New York – If Warner Music Group has its way, the eventual successor to the CD won’t be the DVD-Audio disc or the DualDisc, but a disc called DVD Album, which will be playable in any DVD player or DVD-ROM drive and offer more video content than capacity-constrained DualDiscs.
DVD Album will take full advantage of the DVD format’s multilayer capacity and include two-channel or multichannel music, far more video extras than hybrid CD/DVD DualDiscs, and pre-ripped — but protected — versions of the music. The pre-ripped music could be burned onto CDs in PCM format for playback in legacy CD players, transferred to a PC’s hard drive in native form, and transferred to portable music players in native form according to digital-rights-management rules recognized by PCs and portable MP3 players. The pre-ripped, or already compressed, music’s format was not disclosed.
The discs could also contain PC programs, including one to create custom cellphone ringtones from the album’s music. Consumers would select the snippet of music that they would use to create a specific ringtone.
Warner will make the first DVD Albums available in late October or early November along with their CD-only counterparts. Pricing has not been announced.
“We’re not going to discontinue CDs,” the executive said, but “we expect adoption of the DVD Album to make CD start to become what the cassette became to CD: a lower price format.”
The company said it has seen “a pretty strong uptick in interest from the other labels” in its idea, which was developed based on what “we’ve learned from the DualDisc experience and by talking to consumers about the CD/DVD combination,” a Warner executive said.
From the DualDisc experience, Warner learned that tossing a few music videos on the 4.7GB DVD side of a DualDisc didn’t cut it with consumers. With the ability of a DVD-based DVD Album to include two DVD sides, each with two layers, music companies can include “a lot of video extras for ravenous fans,” the executive said. “Fans will pay if they can feel closer to the artist.” One way to get closer is by watching extensive behind-the-scenes video footage on the band, he said. “You can get music videos anywhere on the Web.”
Warner also learned that a majority of purchasers inserted their new DualDiscs into a PC before inserting them into a CD or DVD player, whether because they planned to rip tracks or because the PC is their primary playback device in the home, the executive said. As a result, DVD Albums will offer “an enhanced ROM experience” that will “blur the difference between the physical and digital domains.” The ROMexperience will include access to web sites, PC applications such as ring-tone creation, and preripped tracks in an as-yet undisclosed compression format that will be comparable in quality to what’s available from authorized download sites, the executive said.

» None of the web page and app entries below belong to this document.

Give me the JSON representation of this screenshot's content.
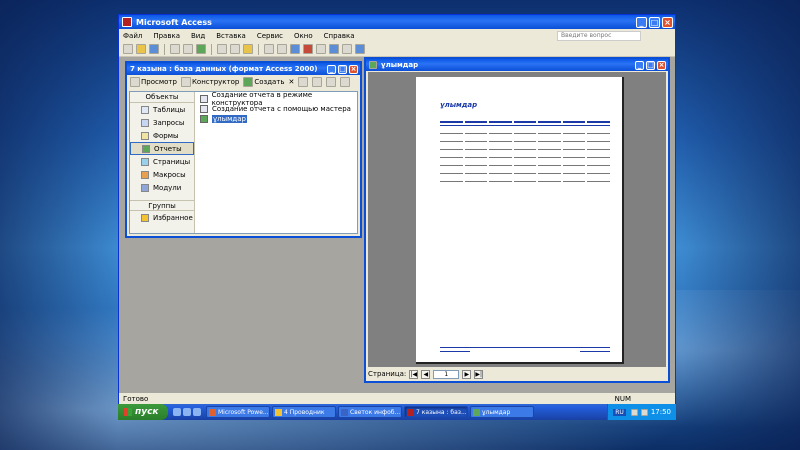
{
  "app": {
    "title": "Microsoft Access",
    "menu": [
      "Файл",
      "Правка",
      "Вид",
      "Вставка",
      "Сервис",
      "Окно",
      "Справка"
    ],
    "help_placeholder": "Введите вопрос",
    "status_left": "Готово",
    "status_right": "NUM"
  },
  "db_window": {
    "title": "7 казына : база данных (формат Access 2000)",
    "toolbar": {
      "preview": "Просмотр",
      "design": "Конструктор",
      "create": "Создать"
    },
    "objects_header": "Объекты",
    "objects": [
      "Таблицы",
      "Запросы",
      "Формы",
      "Отчеты",
      "Страницы",
      "Макросы",
      "Модули"
    ],
    "groups_header": "Группы",
    "groups": [
      "Избранное"
    ],
    "items": [
      "Создание отчета в режиме конструктора",
      "Создание отчета с помощью мастера",
      "ұлымдар"
    ]
  },
  "report_window": {
    "title": "ұлымдар",
    "report_title": "ұлымдар",
    "page_label": "Страница:",
    "page_value": "1"
  },
  "taskbar": {
    "start": "пуск",
    "buttons": [
      "Microsoft Powe...",
      "4 Проводник",
      "Светок инфоб...",
      "7 казына : баз...",
      "ұлымдар"
    ],
    "lang": "RU",
    "clock": "17:50"
  }
}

In Warner’s case, the music tracks could be in DVD-Video’s traditional 2.0- and 5.1-channel compressed Dolby Digital format, which is playable on all existing DVD–Video players and DVD-ROM drives, or in the two- and 5.1-channel DVD-Audio format, which is playable in any DVD-Audio/Video player that supports the format. If DVD-Audio is used, then the DVD-Audio tracks will also be available on the same disc in compressed Dolby Digital 5.1 in the disc’s video zone and be playable on more common DVD-Video players and PC’s DVD-ROM drives.